Misuse of devices used in diabetes testing and insulin injection have resulted in at least 15 related outbreaks of hepatitis B and forced thousands of people to get tested for hepatitis B, hepatitis C and HIV during the past 10 years, according to a Centers for Disease Control and Prevention (CDC) statement reported by Mass Device.

The CDC reports that it “has become increasingly concerned about the risks for transmitting hepatitis B virus (HBV) and other infectious diseases during assisted blood glucose (blood sugar) monitoring and insulin administration. Reports of HBV infection outbreaks linked to diabetes care have been increasing.”

A number of recent incidents were cited in the report. For example, dozens of attendees at a 2010 health fair in New Mexico had blood taken with a glucose-sampling fingerstick device that wasn’t sterilized between uses. And at a Wisconsin hospital, more than 2,300 people were similarly exposed between 2006 and 2011 by a nurse who misused fingerstick devices and insulin injection pens when teaching newly diagnosed diabetics how to monitor their own glucose levels and inject insulin.

According to the CDC, the problem of exposure to infectious diseases, such as hepatitis B or C, through diabetes-related services will likely worsen over time, because of the growing rate of diabetes and an aging population.
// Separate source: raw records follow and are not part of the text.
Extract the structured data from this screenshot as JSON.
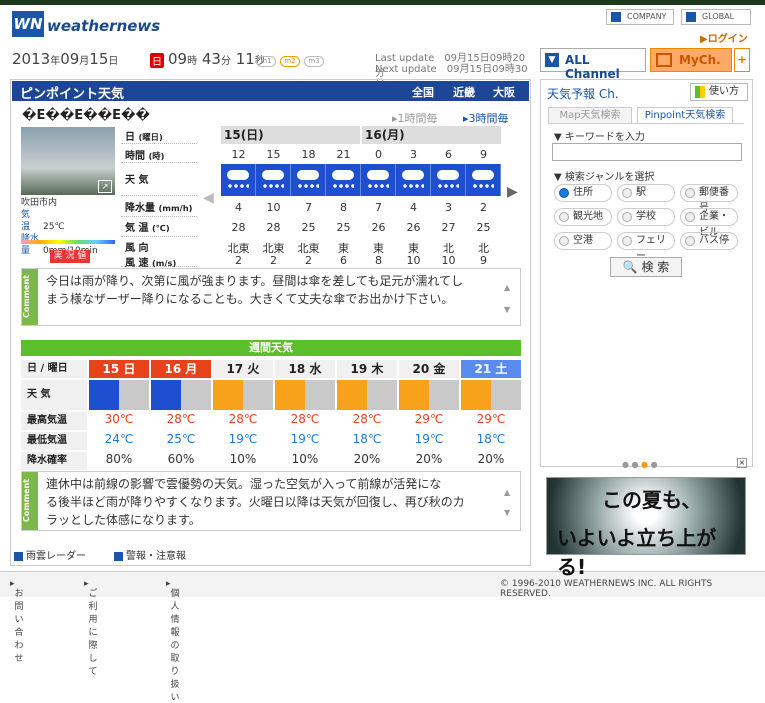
{
  "brand": {
    "name": "weathernews",
    "login": "ログイン",
    "company": "COMPANY",
    "global": "GLOBAL"
  },
  "datetime": {
    "year": "2013",
    "year_u": "年",
    "month": "09",
    "month_u": "月",
    "day": "15",
    "day_u": "日",
    "dow": "日",
    "hour": "09",
    "hour_u": "時",
    "min": "43",
    "min_u": "分",
    "sec": "11",
    "sec_u": "秒",
    "pills": [
      "m1",
      "m2",
      "m3"
    ]
  },
  "update": {
    "last_label": "Last update",
    "last_value": "09月15日09時20分",
    "next_label": "Next update",
    "next_value": "09月15日09時30分"
  },
  "pinpoint": {
    "title": "ピンポイント天気",
    "regions": [
      "全国",
      "近畿",
      "大阪"
    ],
    "location": "�E��E��E��",
    "link_1h": "1時間毎",
    "link_3h": "3時間毎"
  },
  "station": {
    "name": "吹田市内",
    "temp_label": "気　温",
    "temp": "25℃",
    "rain_label": "降水量",
    "rain": "0mm/10min",
    "live_label": "実 況 値"
  },
  "hourly": {
    "row_labels": {
      "day": "日",
      "day_sub": "(曜日)",
      "time": "時間",
      "time_sub": "(時)",
      "weather": "天 気",
      "precip": "降水量",
      "precip_sub": "(mm/h)",
      "temp": "気 温",
      "temp_sub": "(℃)",
      "wind": "風 向",
      "wind2": "風 速",
      "wind_sub": "(m/s)"
    },
    "days": [
      "15(日)",
      "16(月)"
    ],
    "times": [
      "12",
      "15",
      "18",
      "21",
      "0",
      "3",
      "6",
      "9"
    ],
    "weather": [
      "rain-icon",
      "rain-icon",
      "rain-icon",
      "rain-icon",
      "rain-icon",
      "rain-icon",
      "rain-icon",
      "rain-icon"
    ],
    "precip": [
      "4",
      "10",
      "7",
      "8",
      "7",
      "4",
      "3",
      "2"
    ],
    "temps": [
      "28",
      "28",
      "25",
      "25",
      "26",
      "26",
      "27",
      "25"
    ],
    "wind_dir": [
      "北東",
      "北東",
      "北東",
      "東",
      "東",
      "東",
      "北",
      "北"
    ],
    "wind_speed": [
      "2",
      "2",
      "2",
      "6",
      "8",
      "10",
      "10",
      "9"
    ]
  },
  "comment1": {
    "tag": "Comment",
    "text_line1": "今日は雨が降り、次第に風が強まります。昼間は傘を差しても足元が濡れてし",
    "text_line2": "まう様なザーザー降りになることも。大きくて丈夫な傘でお出かけ下さい。"
  },
  "weekly": {
    "title": "週間天気",
    "row_labels": [
      "日 / 曜日",
      "天 気",
      "最高気温",
      "最低気温",
      "降水確率"
    ],
    "days": [
      {
        "label": "15 日",
        "color": "#e8421a"
      },
      {
        "label": "16 月",
        "color": "#e8421a"
      },
      {
        "label": "17 火",
        "color": "#f0f0f0"
      },
      {
        "label": "18 水",
        "color": "#f0f0f0"
      },
      {
        "label": "19 木",
        "color": "#f0f0f0"
      },
      {
        "label": "20 金",
        "color": "#f0f0f0"
      },
      {
        "label": "21 土",
        "color": "#5a8cf0"
      }
    ],
    "weather": [
      "rain-cloud-icon",
      "rain-sun-icon",
      "sun-cloud-icon",
      "sun-cloud-icon",
      "sun-cloud-icon",
      "sun-cloud-icon",
      "sun-cloud-icon"
    ],
    "high": [
      "30℃",
      "28℃",
      "28℃",
      "28℃",
      "28℃",
      "29℃",
      "29℃"
    ],
    "low": [
      "24℃",
      "25℃",
      "19℃",
      "19℃",
      "18℃",
      "19℃",
      "18℃"
    ],
    "pop": [
      "80%",
      "60%",
      "10%",
      "10%",
      "20%",
      "20%",
      "20%"
    ]
  },
  "comment2": {
    "tag": "Comment",
    "text_line1": "連休中は前線の影響で雲優勢の天気。湿った空気が入って前線が活発にな",
    "text_line2": "る後半ほど雨が降りやすくなります。火曜日以降は天気が回復し、再び秋のカ",
    "text_line3": "ラッとした体感になります。"
  },
  "bottom_links": [
    "雨雲レーダー",
    "警報・注意報"
  ],
  "footer": {
    "links": [
      "お問い合わせ",
      "ご利用に際して",
      "個人情報の取り扱い"
    ],
    "copyright": "© 1996-2010 WEATHERNEWS INC. ALL RIGHTS RESERVED."
  },
  "right": {
    "all_channel": "ALL Channel",
    "mych": "MyCh.",
    "plus": "+",
    "title": "天気予報 Ch.",
    "help": "使い方",
    "tabs": [
      "Map天気検索",
      "Pinpoint天気検索"
    ],
    "keyword_label": "キーワードを入力",
    "genre_label": "検索ジャンルを選択",
    "radios": [
      "住所",
      "駅",
      "郵便番号",
      "観光地",
      "学校",
      "企業・ビル",
      "空港",
      "フェリー",
      "バス停"
    ],
    "search": "検 索",
    "banner_line1": "この夏も、",
    "banner_line2": "いよいよ立ち上がる!"
  },
  "colors": {
    "brand_blue": "#1e4696",
    "green": "#5bbf2b",
    "orange": "#e8421a"
  }
}
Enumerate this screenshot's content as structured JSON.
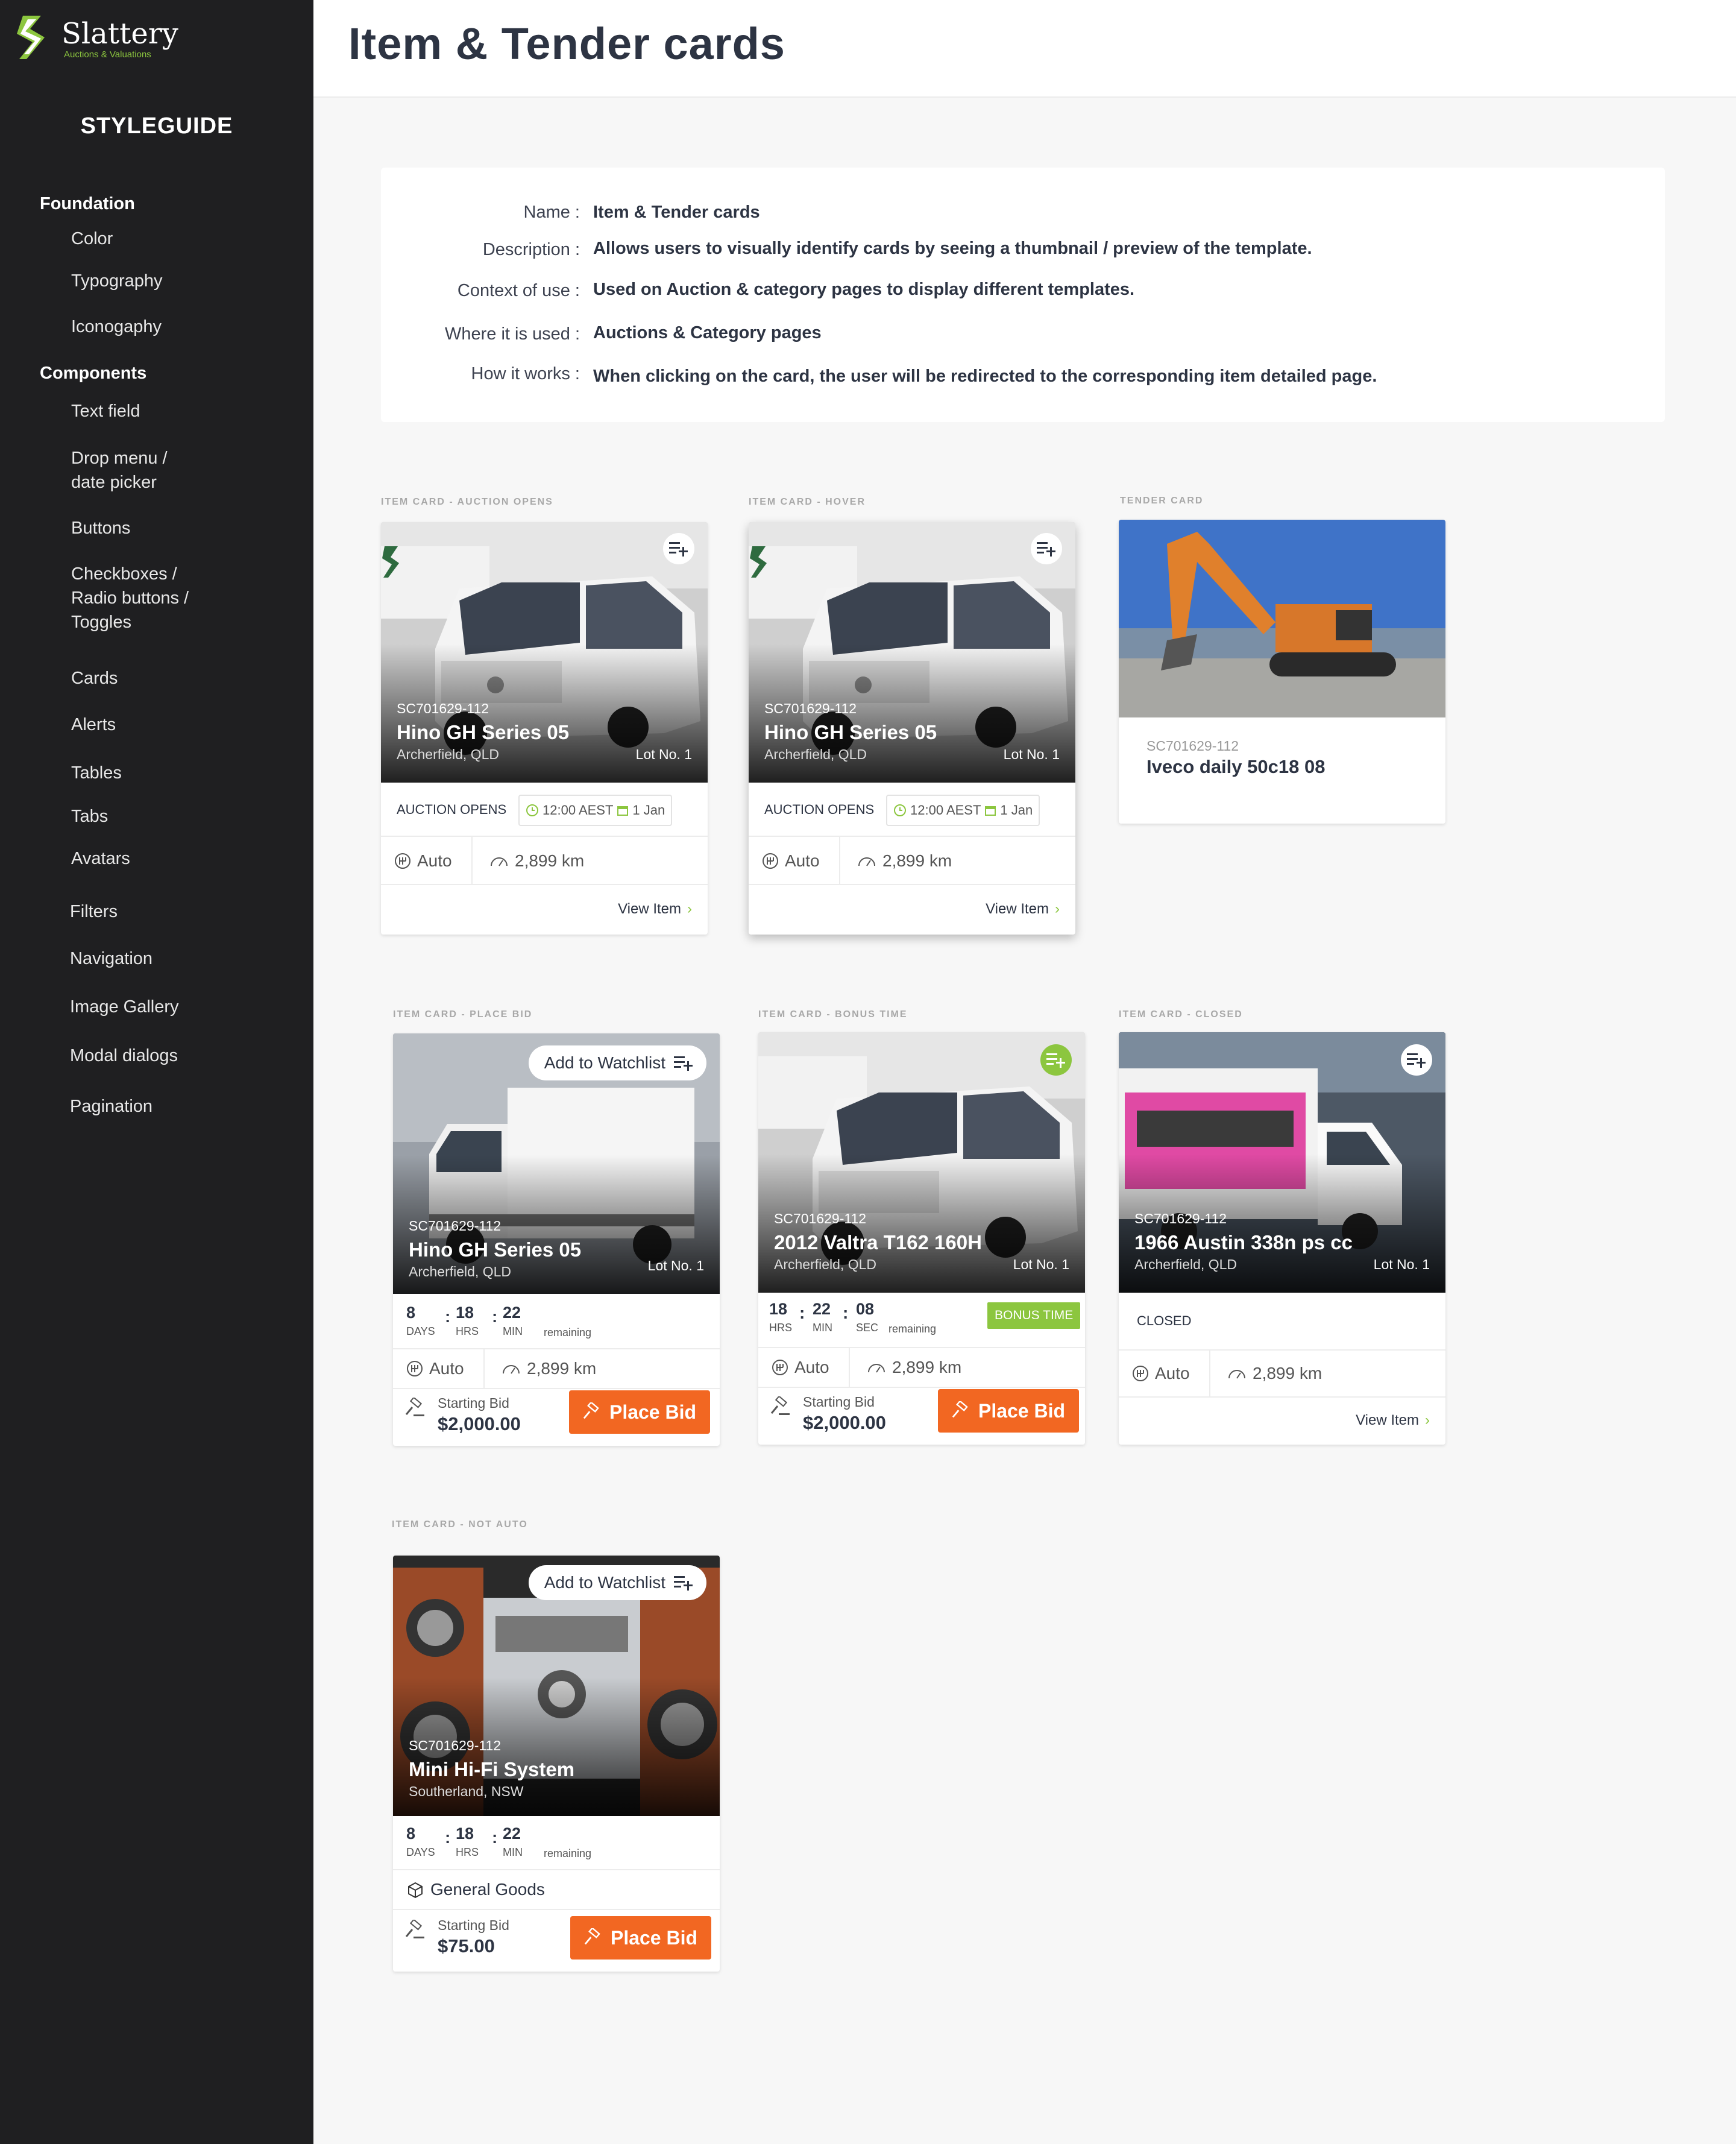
{
  "brand": {
    "name": "Slattery",
    "tagline": "Auctions & Valuations",
    "accent": "#8cc63f",
    "orange": "#f26722"
  },
  "sidebar": {
    "title": "STYLEGUIDE",
    "foundation_head": "Foundation",
    "foundation": [
      "Color",
      "Typography",
      "Iconogaphy"
    ],
    "components_head": "Components",
    "components": [
      "Text field",
      "Drop menu /",
      "date picker",
      "Buttons",
      "Checkboxes /",
      "Radio buttons /",
      "Toggles",
      "Cards",
      "Alerts",
      "Tables",
      "Tabs",
      "Avatars"
    ],
    "more": [
      "Filters",
      "Navigation",
      "Image  Gallery",
      "Modal dialogs",
      "Pagination"
    ]
  },
  "header": {
    "title": "Item & Tender cards"
  },
  "info": {
    "labels": [
      "Name :",
      "Description :",
      "Context of use :",
      "Where it is used :",
      "How it works :"
    ],
    "values": [
      "Item & Tender cards",
      "Allows users to visually identify cards by seeing a thumbnail / preview of the template.",
      "Used on Auction & category pages  to display different templates.",
      "Auctions & Category pages",
      "When clicking on the card, the user will be redirected to the corresponding item detailed page."
    ]
  },
  "sections": [
    "ITEM CARD - AUCTION OPENS",
    "ITEM CARD - HOVER",
    "TENDER CARD",
    "ITEM CARD - PLACE BID",
    "ITEM CARD - BONUS TIME",
    "ITEM CARD - CLOSED",
    "ITEM CARD - NOT AUTO"
  ],
  "common": {
    "code": "SC701629-112",
    "location": "Archerfield, QLD",
    "lot": "Lot No. 1",
    "auction_opens": "AUCTION OPENS",
    "time": "12:00 AEST",
    "date": "1 Jan",
    "auto": "Auto",
    "km": "2,899 km",
    "view_item": "View Item",
    "add_to_watchlist": "Add to Watchlist",
    "starting_bid": "Starting Bid",
    "place_bid": "Place Bid",
    "remaining": "remaining",
    "days": "DAYS",
    "hrs": "HRS",
    "min": "MIN",
    "sec": "SEC",
    "bonus_time": "BONUS TIME",
    "closed": "CLOSED"
  },
  "cards": {
    "c1": {
      "title": "Hino GH Series 05"
    },
    "c2": {
      "title": "Hino GH Series 05"
    },
    "tender": {
      "code": "SC701629-112",
      "title": "Iveco daily 50c18 08"
    },
    "c4": {
      "title": "Hino GH Series 05",
      "d": "8",
      "h": "18",
      "m": "22",
      "bid": "$2,000.00"
    },
    "c5": {
      "title": "2012 Valtra T162 160H",
      "h": "18",
      "m": "22",
      "s": "08",
      "bid": "$2,000.00"
    },
    "c6": {
      "title": "1966 Austin 338n ps cc"
    },
    "c7": {
      "title": "Mini Hi-Fi System",
      "location": "Southerland, NSW",
      "d": "8",
      "h": "18",
      "m": "22",
      "category": "General Goods",
      "bid": "$75.00"
    }
  }
}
Older diabetics who need help with glucose monitoring and insulin delivery are especially vulnerable to misuse of medical devices by inadequately trained staff.